WHAT IS REQUIRED - Would you give the listing back word for word once its pictures are removed?

RECORDS SHOWN -
____________
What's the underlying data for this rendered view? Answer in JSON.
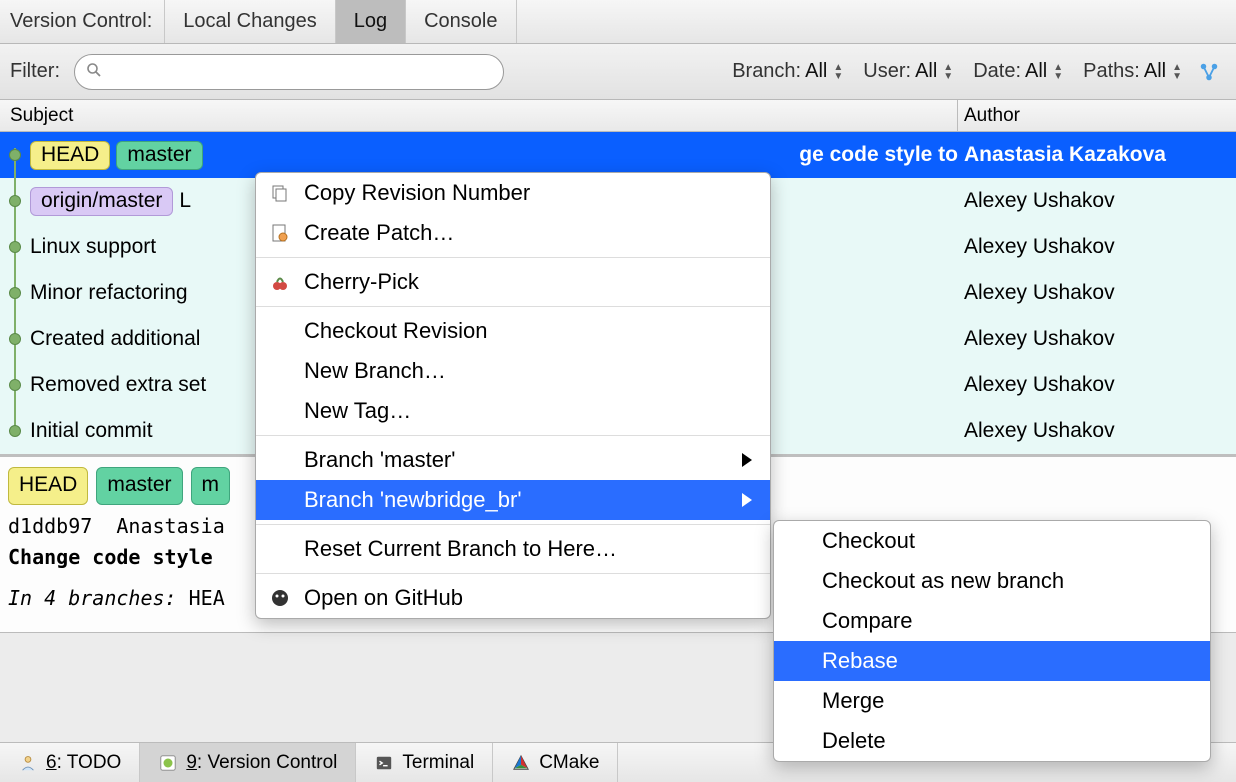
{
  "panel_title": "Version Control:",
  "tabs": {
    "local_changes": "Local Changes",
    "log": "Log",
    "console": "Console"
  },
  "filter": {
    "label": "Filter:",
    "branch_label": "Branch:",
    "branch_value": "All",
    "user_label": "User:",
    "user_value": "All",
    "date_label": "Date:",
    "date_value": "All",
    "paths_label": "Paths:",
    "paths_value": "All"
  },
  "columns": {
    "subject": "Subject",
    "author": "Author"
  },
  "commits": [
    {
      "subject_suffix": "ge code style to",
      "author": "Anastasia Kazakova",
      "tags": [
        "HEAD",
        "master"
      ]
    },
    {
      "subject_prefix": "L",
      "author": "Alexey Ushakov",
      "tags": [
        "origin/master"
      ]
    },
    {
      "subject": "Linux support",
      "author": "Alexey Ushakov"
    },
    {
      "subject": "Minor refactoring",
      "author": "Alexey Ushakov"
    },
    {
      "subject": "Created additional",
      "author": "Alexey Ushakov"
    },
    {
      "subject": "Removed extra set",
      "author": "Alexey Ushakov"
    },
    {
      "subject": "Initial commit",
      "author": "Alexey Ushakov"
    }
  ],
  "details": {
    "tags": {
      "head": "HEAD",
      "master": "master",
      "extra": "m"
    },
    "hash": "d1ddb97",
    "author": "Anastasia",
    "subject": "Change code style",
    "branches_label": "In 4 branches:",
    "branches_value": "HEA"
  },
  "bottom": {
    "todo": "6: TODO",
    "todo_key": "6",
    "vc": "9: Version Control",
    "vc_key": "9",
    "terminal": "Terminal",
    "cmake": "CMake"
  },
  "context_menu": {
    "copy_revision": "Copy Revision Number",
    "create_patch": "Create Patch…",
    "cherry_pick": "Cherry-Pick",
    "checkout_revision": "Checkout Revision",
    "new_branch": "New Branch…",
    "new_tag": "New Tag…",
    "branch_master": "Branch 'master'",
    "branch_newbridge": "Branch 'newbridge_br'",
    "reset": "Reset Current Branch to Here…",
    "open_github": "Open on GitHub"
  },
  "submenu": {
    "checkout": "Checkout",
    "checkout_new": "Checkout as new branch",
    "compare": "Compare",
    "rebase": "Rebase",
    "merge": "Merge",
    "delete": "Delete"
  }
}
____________
TASK ANSWER -
What's the underlying data for this rendered view? Answer in JSON.
{
  "panel_title": "Version Control:",
  "tabs": {
    "local_changes": "Local Changes",
    "log": "Log",
    "console": "Console"
  },
  "filter": {
    "label": "Filter:",
    "branch_label": "Branch:",
    "branch_value": "All",
    "user_label": "User:",
    "user_value": "All",
    "date_label": "Date:",
    "date_value": "All",
    "paths_label": "Paths:",
    "paths_value": "All"
  },
  "columns": {
    "subject": "Subject",
    "author": "Author"
  },
  "commits": [
    {
      "subject_suffix": "ge code style to",
      "author": "Anastasia Kazakova",
      "tags": [
        "HEAD",
        "master"
      ]
    },
    {
      "subject_prefix": "L",
      "author": "Alexey Ushakov",
      "tags": [
        "origin/master"
      ]
    },
    {
      "subject": "Linux support",
      "author": "Alexey Ushakov"
    },
    {
      "subject": "Minor refactoring",
      "author": "Alexey Ushakov"
    },
    {
      "subject": "Created additional",
      "author": "Alexey Ushakov"
    },
    {
      "subject": "Removed extra set",
      "author": "Alexey Ushakov"
    },
    {
      "subject": "Initial commit",
      "author": "Alexey Ushakov"
    }
  ],
  "details": {
    "tags": {
      "head": "HEAD",
      "master": "master",
      "extra": "m"
    },
    "hash": "d1ddb97",
    "author": "Anastasia",
    "subject": "Change code style",
    "branches_label": "In 4 branches:",
    "branches_value": "HEA"
  },
  "bottom": {
    "todo": "6: TODO",
    "todo_key": "6",
    "vc": "9: Version Control",
    "vc_key": "9",
    "terminal": "Terminal",
    "cmake": "CMake"
  },
  "context_menu": {
    "copy_revision": "Copy Revision Number",
    "create_patch": "Create Patch…",
    "cherry_pick": "Cherry-Pick",
    "checkout_revision": "Checkout Revision",
    "new_branch": "New Branch…",
    "new_tag": "New Tag…",
    "branch_master": "Branch 'master'",
    "branch_newbridge": "Branch 'newbridge_br'",
    "reset": "Reset Current Branch to Here…",
    "open_github": "Open on GitHub"
  },
  "submenu": {
    "checkout": "Checkout",
    "checkout_new": "Checkout as new branch",
    "compare": "Compare",
    "rebase": "Rebase",
    "merge": "Merge",
    "delete": "Delete"
  }
}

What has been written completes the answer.